the same as the first, or when the second offense is an attempt to commit or a frustration of, or when it
necessarily includes or is necessarily included in, the offense charged in the first information. In this
connection, an offense may be said to necessarily include another when some of the essential elements
or ingredients of the former, as this is alleged in the information, constitute the latter. And, vice-versa, an
offense may be said to be necessarily included in another when the essential ingredients of the former
constitute or form a part of those constituting the latter. 10
Going now to the case at bar, it is evident that frustrated murder is but a stage in the execution of the
crime of murder, hence the former is necessarily included in the latter. This is because, except for the
death of the victim, the essential elements of consummated murder likewise constitute the essential
ingredients to convict herein petitioner for the offense of frustrated murder.

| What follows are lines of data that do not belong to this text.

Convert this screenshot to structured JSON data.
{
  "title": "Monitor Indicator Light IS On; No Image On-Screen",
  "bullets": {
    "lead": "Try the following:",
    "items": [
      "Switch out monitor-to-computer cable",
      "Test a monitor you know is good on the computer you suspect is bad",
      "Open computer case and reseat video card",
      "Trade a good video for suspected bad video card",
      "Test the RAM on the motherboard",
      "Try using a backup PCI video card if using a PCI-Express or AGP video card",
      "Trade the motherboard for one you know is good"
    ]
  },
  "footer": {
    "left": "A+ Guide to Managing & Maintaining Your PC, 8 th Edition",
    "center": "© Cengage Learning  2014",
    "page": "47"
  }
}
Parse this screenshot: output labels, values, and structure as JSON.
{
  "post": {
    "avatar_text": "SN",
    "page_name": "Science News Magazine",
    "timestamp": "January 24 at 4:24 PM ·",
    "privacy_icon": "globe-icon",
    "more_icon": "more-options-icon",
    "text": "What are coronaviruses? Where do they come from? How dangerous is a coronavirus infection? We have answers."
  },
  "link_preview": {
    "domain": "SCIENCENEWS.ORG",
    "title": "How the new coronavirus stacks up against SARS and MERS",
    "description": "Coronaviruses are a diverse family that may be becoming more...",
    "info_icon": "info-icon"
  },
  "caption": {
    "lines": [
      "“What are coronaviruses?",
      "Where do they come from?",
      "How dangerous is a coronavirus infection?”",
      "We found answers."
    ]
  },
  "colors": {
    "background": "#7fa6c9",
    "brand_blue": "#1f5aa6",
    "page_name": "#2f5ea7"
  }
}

LexLib
In the present case, therefore, there is an identity of offenses charged in both the original and the
amended information. What is involved here is not a variance of the nature of different offenses charge,
but only a change in the stage of execution of the same offense from frustrated to consummated murder.

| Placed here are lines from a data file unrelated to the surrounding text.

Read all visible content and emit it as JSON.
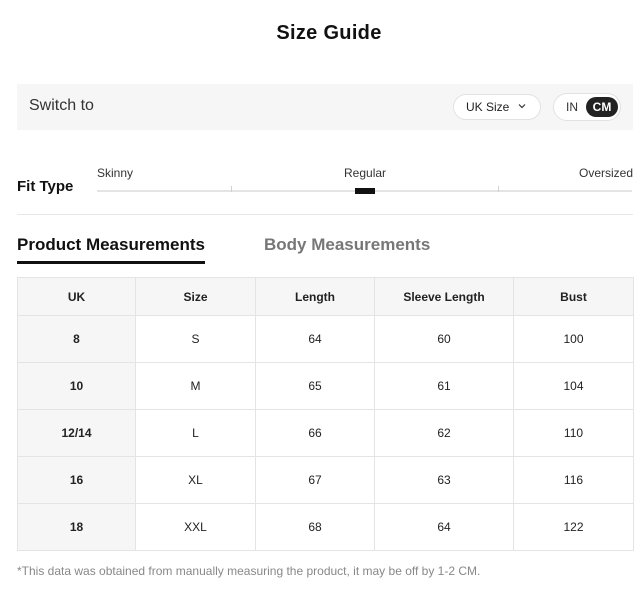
{
  "title": "Size Guide",
  "switch": {
    "label": "Switch to",
    "size_system": "UK Size",
    "unit_in": "IN",
    "unit_cm": "CM",
    "selected_unit": "CM"
  },
  "fit": {
    "label": "Fit Type",
    "options": [
      "Skinny",
      "Regular",
      "Oversized"
    ],
    "selected": "Regular"
  },
  "tabs": {
    "product": "Product Measurements",
    "body": "Body Measurements",
    "active": "Product Measurements"
  },
  "table": {
    "headers": [
      "UK",
      "Size",
      "Length",
      "Sleeve Length",
      "Bust"
    ],
    "rows": [
      [
        "8",
        "S",
        "64",
        "60",
        "100"
      ],
      [
        "10",
        "M",
        "65",
        "61",
        "104"
      ],
      [
        "12/14",
        "L",
        "66",
        "62",
        "110"
      ],
      [
        "16",
        "XL",
        "67",
        "63",
        "116"
      ],
      [
        "18",
        "XXL",
        "68",
        "64",
        "122"
      ]
    ]
  },
  "footnote": "*This data was obtained from manually measuring the product, it may be off by 1-2 CM.",
  "colors": {
    "accent": "#111111",
    "panel_bg": "#f6f6f6",
    "border": "#e4e4e4",
    "muted_text": "#888888"
  },
  "icons": {
    "size_dropdown": "chevron-down-icon"
  }
}
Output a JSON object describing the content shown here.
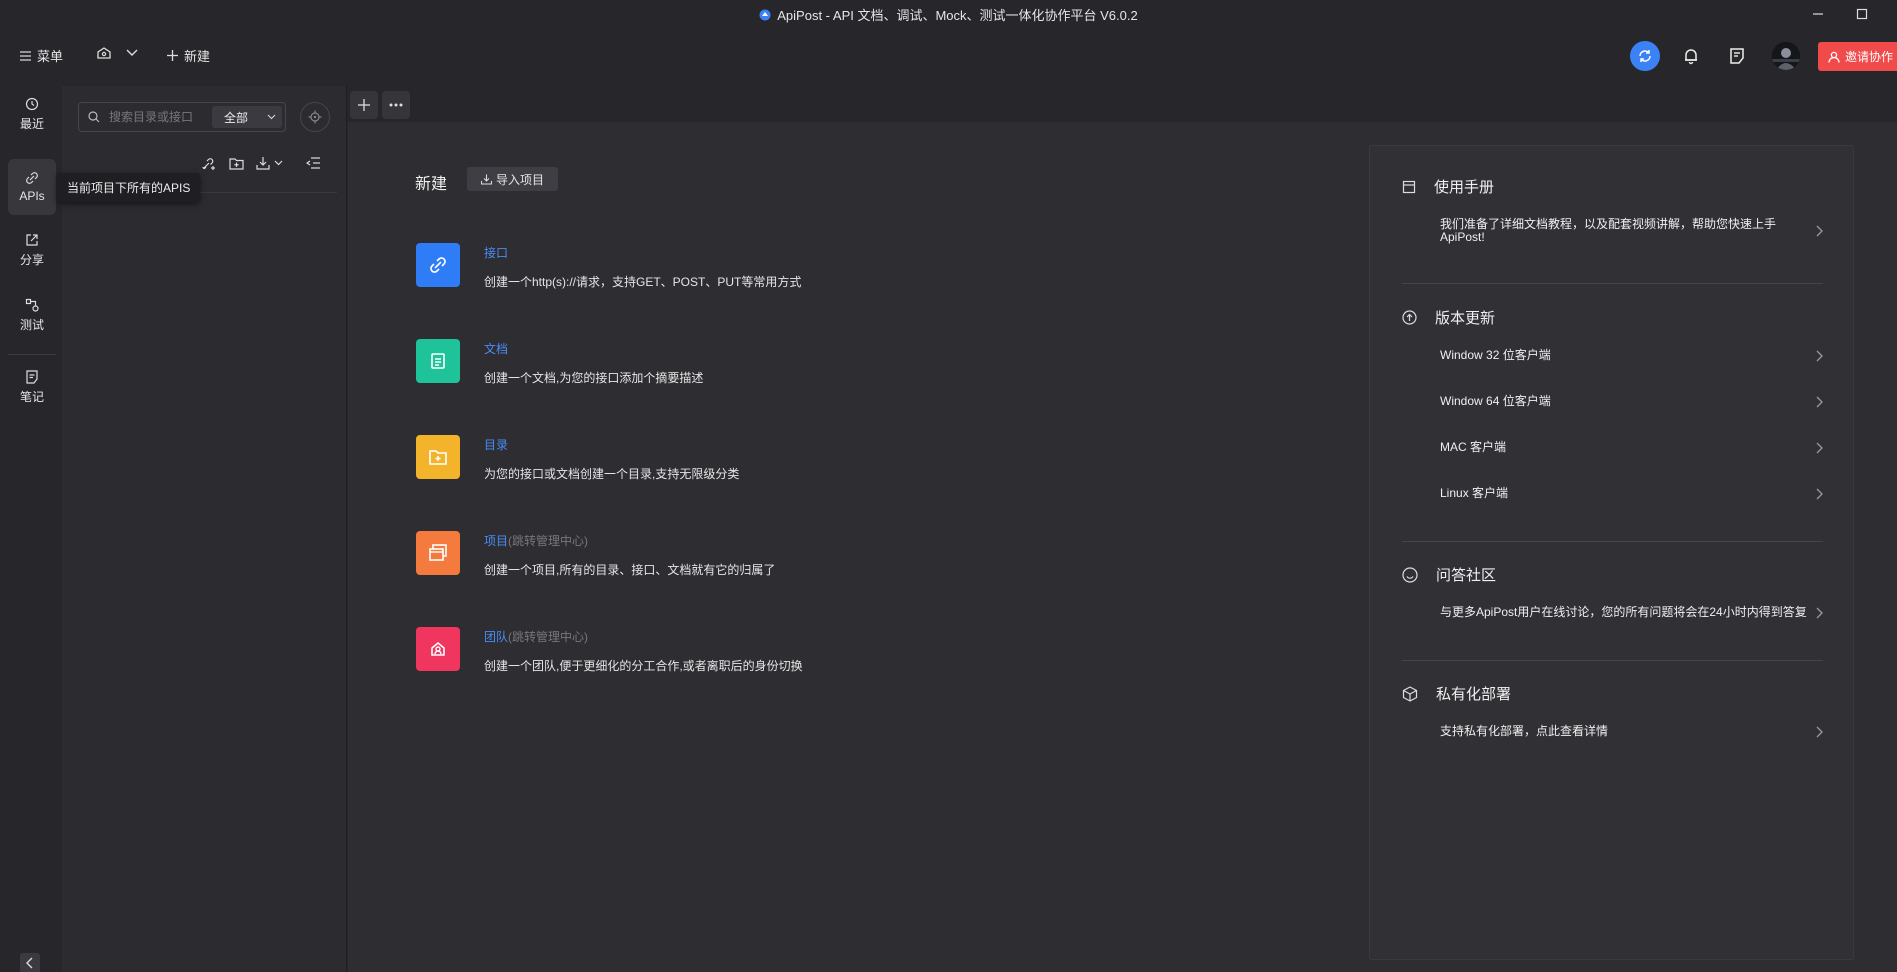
{
  "window": {
    "title": "ApiPost - API 文档、调试、Mock、测试一体化协作平台 V6.0.2",
    "controls": [
      "minimize",
      "maximize"
    ]
  },
  "toolbar": {
    "menu_label": "菜单",
    "new_label": "新建",
    "invite_label": "邀请协作",
    "accent_color": "#f04a4a",
    "sync_color": "#3b82f6"
  },
  "rail": {
    "items": [
      {
        "label": "最近",
        "icon": "history-icon"
      },
      {
        "label": "APIs",
        "icon": "link-icon"
      },
      {
        "label": "分享",
        "icon": "share-icon"
      },
      {
        "label": "测试",
        "icon": "test-icon"
      },
      {
        "label": "笔记",
        "icon": "note-icon"
      }
    ],
    "active": "APIs"
  },
  "tree": {
    "search_placeholder": "搜索目录或接口",
    "scope_value": "全部",
    "tooltip": "当前项目下所有的APIS"
  },
  "main": {
    "heading": "新建",
    "import_label": "导入项目",
    "items": [
      {
        "title": "接口",
        "sub": "",
        "desc": "创建一个http(s)://请求，支持GET、POST、PUT等常用方式",
        "color": "#2f7df6",
        "icon": "plug-icon"
      },
      {
        "title": "文档",
        "sub": "",
        "desc": "创建一个文档,为您的接口添加个摘要描述",
        "color": "#1fc39a",
        "icon": "document-icon"
      },
      {
        "title": "目录",
        "sub": "",
        "desc": "为您的接口或文档创建一个目录,支持无限级分类",
        "color": "#f3b42c",
        "icon": "folder-add-icon"
      },
      {
        "title": "项目",
        "sub": "(跳转管理中心)",
        "desc": "创建一个项目,所有的目录、接口、文档就有它的归属了",
        "color": "#f47a3e",
        "icon": "project-icon"
      },
      {
        "title": "团队",
        "sub": "(跳转管理中心)",
        "desc": "创建一个团队,便于更细化的分工合作,或者离职后的身份切换",
        "color": "#f0365e",
        "icon": "team-icon"
      }
    ]
  },
  "side": {
    "manual": {
      "title": "使用手册",
      "desc": "我们准备了详细文档教程，以及配套视频讲解，帮助您快速上手ApiPost!"
    },
    "updates": {
      "title": "版本更新",
      "items": [
        "Window 32 位客户端",
        "Window 64 位客户端",
        "MAC 客户端",
        "Linux 客户端"
      ]
    },
    "community": {
      "title": "问答社区",
      "desc": "与更多ApiPost用户在线讨论，您的所有问题将会在24小时内得到答复"
    },
    "private": {
      "title": "私有化部署",
      "desc": "支持私有化部署，点此查看详情"
    }
  }
}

This being the case, we hold that an amendment of the original information will suffice and, consequent
thereto, the filing of the amended information for murder is proper.We repeat that after arraignment and
during the trial, amendments are allowed, but only as to matters of form and provided that no prejudice
is caused to the rights of the accused. 15 The test of whether an amendment is only of form and an
accused is not prejudiced by such amendment has been said to be whether or not a defense under the
information as it originally stood would be equally available after the amendment is made, and whether
or not any evidence the accused might have would be equally applicable to the information in the one
form as in the other; if the answer is in the affirmative, the amendment is one of form and not of
substance. 16 Now, an objective appraisal of the amended information for murder filed against herein
petitioner will readily show that the nature of the offense originally charged was not actually changed.
Instead, an additional allegation, that is, the supervening fact of the death of the victim was merely
supplied to aid the trial court in determining the proper penalty for the crime. That the accused committed
a felonious act with intent to kill the victim continues to be the prosecution's theory. There is no question
that whatever defense herein petitioner may adduce under the original information for frustrated murder
equally applies to the amended information for murder. Under the circumstances thus obtaining, it is
irremissible that the amended information for murder is, at most, an amendment as to form which is
allowed even during the trial of the case. It consequently follows that since only a formal amendment was
involved and introduced in the second information, a preliminary investigation is unnecessary and cannot
be demanded by the accused. Furthermore, as we have heretofore held, if the crime originally charged is
related to the amended charge such that an inquiry into one would elicit substantially the same facts that
an inquiry into the other would reveal, a new preliminary investigation is not necessary. 17

Gabionza v. Court of Appeals, G.R. No. 140311, 30 March 2001